Featuring Ned Mamula, Petroleum Geologist, formerly with the U.S. Geological Survey, Minerals Management Service, and the Central Intelligence Agency; moderated by Patrick Michaels, Director, Center for the Study of Science, Cato Institute.
For libertarians, the basic unit of social analysis is the individual. Individuals are, in all cases, the source and foundation of creativity, activity, and society. In the new issue of Cato Policy Report, Cato scholar David Boaz, author of The Libertarian Mind: A Manifesto for Freedom, explains the roles and rights of individuals in a free society, and cautions against a vision of a world in which individuals have no way to cooperate with others except through the state.

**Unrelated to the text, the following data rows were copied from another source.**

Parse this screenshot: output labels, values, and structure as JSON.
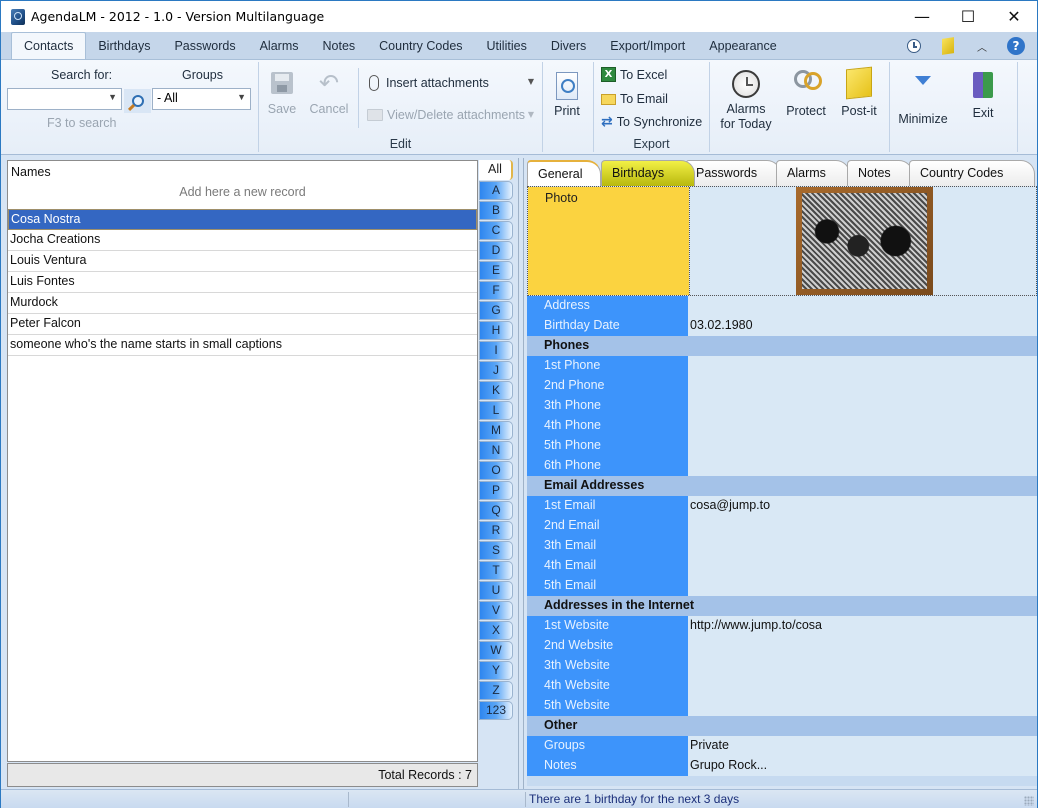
{
  "window": {
    "title": "AgendaLM - 2012 - 1.0 - Version Multilanguage",
    "controls": {
      "minimize": "—",
      "maximize": "☐",
      "close": "✕"
    }
  },
  "menu": {
    "tabs": [
      "Contacts",
      "Birthdays",
      "Passwords",
      "Alarms",
      "Notes",
      "Country Codes",
      "Utilities",
      "Divers",
      "Export/Import",
      "Appearance"
    ],
    "active": "Contacts",
    "right_icons": [
      "clock-icon",
      "postit-icon",
      "collapse-ribbon-icon",
      "help-icon"
    ],
    "help_glyph": "?",
    "collapse_glyph": "︿"
  },
  "ribbon": {
    "search": {
      "label": "Search for:",
      "value": "",
      "hint": "F3 to search"
    },
    "groups_filter": {
      "label": "Groups",
      "value": "- All"
    },
    "edit": {
      "save": "Save",
      "cancel": "Cancel",
      "insert_attachments": "Insert attachments",
      "view_delete_attachments": "View/Delete attachments",
      "caption": "Edit"
    },
    "print": "Print",
    "export": {
      "to_excel": "To Excel",
      "to_email": "To Email",
      "to_synchronize": "To Synchronize",
      "caption": "Export",
      "excel_glyph": "X",
      "sync_glyph": "⇄"
    },
    "tools": {
      "alarms_for_today_line1": "Alarms",
      "alarms_for_today_line2": "for Today",
      "protect": "Protect",
      "postit": "Post-it",
      "minimize": "Minimize",
      "exit": "Exit"
    }
  },
  "names_pane": {
    "header": "Names",
    "add_hint": "Add here a new record",
    "records": [
      "Cosa Nostra",
      "Jocha Creations",
      "Louis Ventura",
      "Luis Fontes",
      "Murdock",
      "Peter Falcon",
      "someone who's the name starts in small captions"
    ],
    "selected_index": 0,
    "total_label": "Total Records : 7"
  },
  "alphabet": {
    "all": "All",
    "letters": [
      "A",
      "B",
      "C",
      "D",
      "E",
      "F",
      "G",
      "H",
      "I",
      "J",
      "K",
      "L",
      "M",
      "N",
      "O",
      "P",
      "Q",
      "R",
      "S",
      "T",
      "U",
      "V",
      "X",
      "W",
      "Y",
      "Z",
      "123"
    ]
  },
  "detail": {
    "tabs": [
      "General",
      "Birthdays",
      "Passwords",
      "Alarms",
      "Notes",
      "Country Codes"
    ],
    "active_tab": "General",
    "photo_label": "Photo",
    "rows_top": [
      {
        "key": "Address",
        "value": ""
      },
      {
        "key": "Birthday Date",
        "value": "03.02.1980"
      }
    ],
    "sections": [
      {
        "title": "Phones",
        "rows": [
          {
            "key": "1st Phone",
            "value": ""
          },
          {
            "key": "2nd Phone",
            "value": ""
          },
          {
            "key": "3th Phone",
            "value": ""
          },
          {
            "key": "4th Phone",
            "value": ""
          },
          {
            "key": "5th Phone",
            "value": ""
          },
          {
            "key": "6th Phone",
            "value": ""
          }
        ]
      },
      {
        "title": "Email Addresses",
        "rows": [
          {
            "key": "1st Email",
            "value": "cosa@jump.to"
          },
          {
            "key": "2nd Email",
            "value": ""
          },
          {
            "key": "3th Email",
            "value": ""
          },
          {
            "key": "4th Email",
            "value": ""
          },
          {
            "key": "5th Email",
            "value": ""
          }
        ]
      },
      {
        "title": "Addresses in the Internet",
        "rows": [
          {
            "key": "1st Website",
            "value": "http://www.jump.to/cosa"
          },
          {
            "key": "2nd Website",
            "value": ""
          },
          {
            "key": "3th Website",
            "value": ""
          },
          {
            "key": "4th Website",
            "value": ""
          },
          {
            "key": "5th Website",
            "value": ""
          }
        ]
      },
      {
        "title": "Other",
        "rows": [
          {
            "key": "Groups",
            "value": "Private"
          },
          {
            "key": "Notes",
            "value": "Grupo Rock..."
          }
        ]
      }
    ]
  },
  "statusbar": {
    "message": "There are 1 birthday for the next 3 days"
  },
  "colors": {
    "selected_row": "#3467c2",
    "field_label_bg": "#3d94fb",
    "section_bg": "#a4c2e8",
    "photo_label_bg": "#fbd340",
    "value_bg": "#d9e8f5"
  }
}
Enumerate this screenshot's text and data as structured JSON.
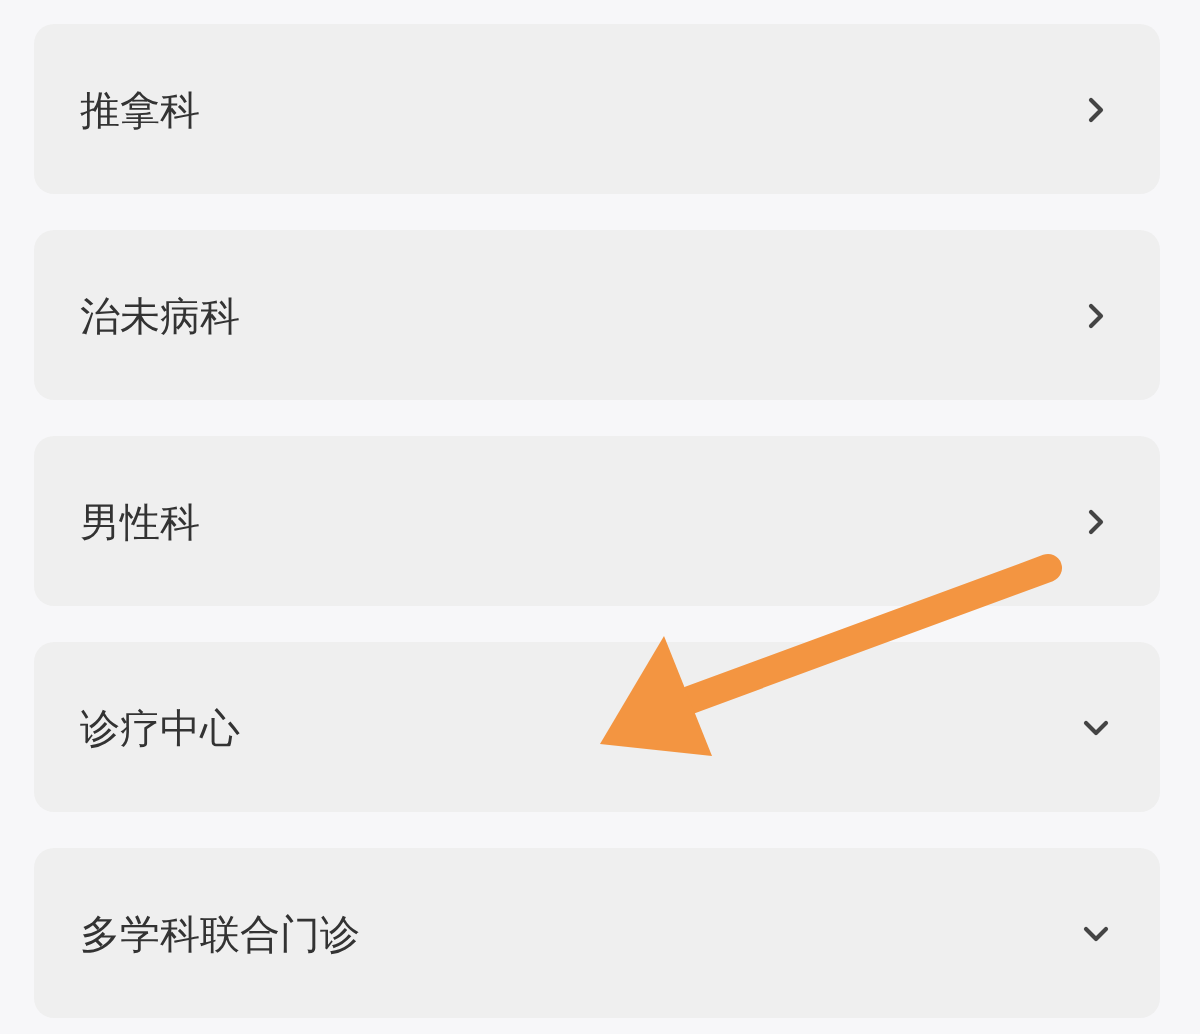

Two long wars, chronic deficits, the financial crisis, the costly drug war, the growth of executive power under Presidents Bush and Obama, and the revelations about NSA abuses, have given rise to a growing libertarian movement in our country – with a greater focus on individual liberty and less government power. David Boaz’s newly released The Libertarian Mind is a comprehensive guide to the history, philosophy, and growth of the libertarian movement, with incisive analyses of today’s most pressing issues and policies.
Featuring the author Sebastian Mallaby, Columnist, Washington Post; with comments by
Kenneth Rogoff, Professor of Economics, Harvard University and Former Chief Economist, International Monetary Fund; and moderated by Brink Lindsey, Cato Institute.
The World Bank under the high-profile presidency of James Wolfensohn has been more controversial than ever. Wolfensohn’s attempts to reinvent the bank during the last nine years of economic and political turbulence on the international scene have pulled the agency in a number of different directions. Sebastian Mallaby will tell the story of Wolfensohn’s initiatives on internal reform, debt relief, and corruption, and review the bank’s often stormy relations with the Bush administration and nongovernmental organizations. Kenneth Rogoff will comment on Wolfensohn’s tenure, the bank’s lending priorities, and its continuing problems with accountability.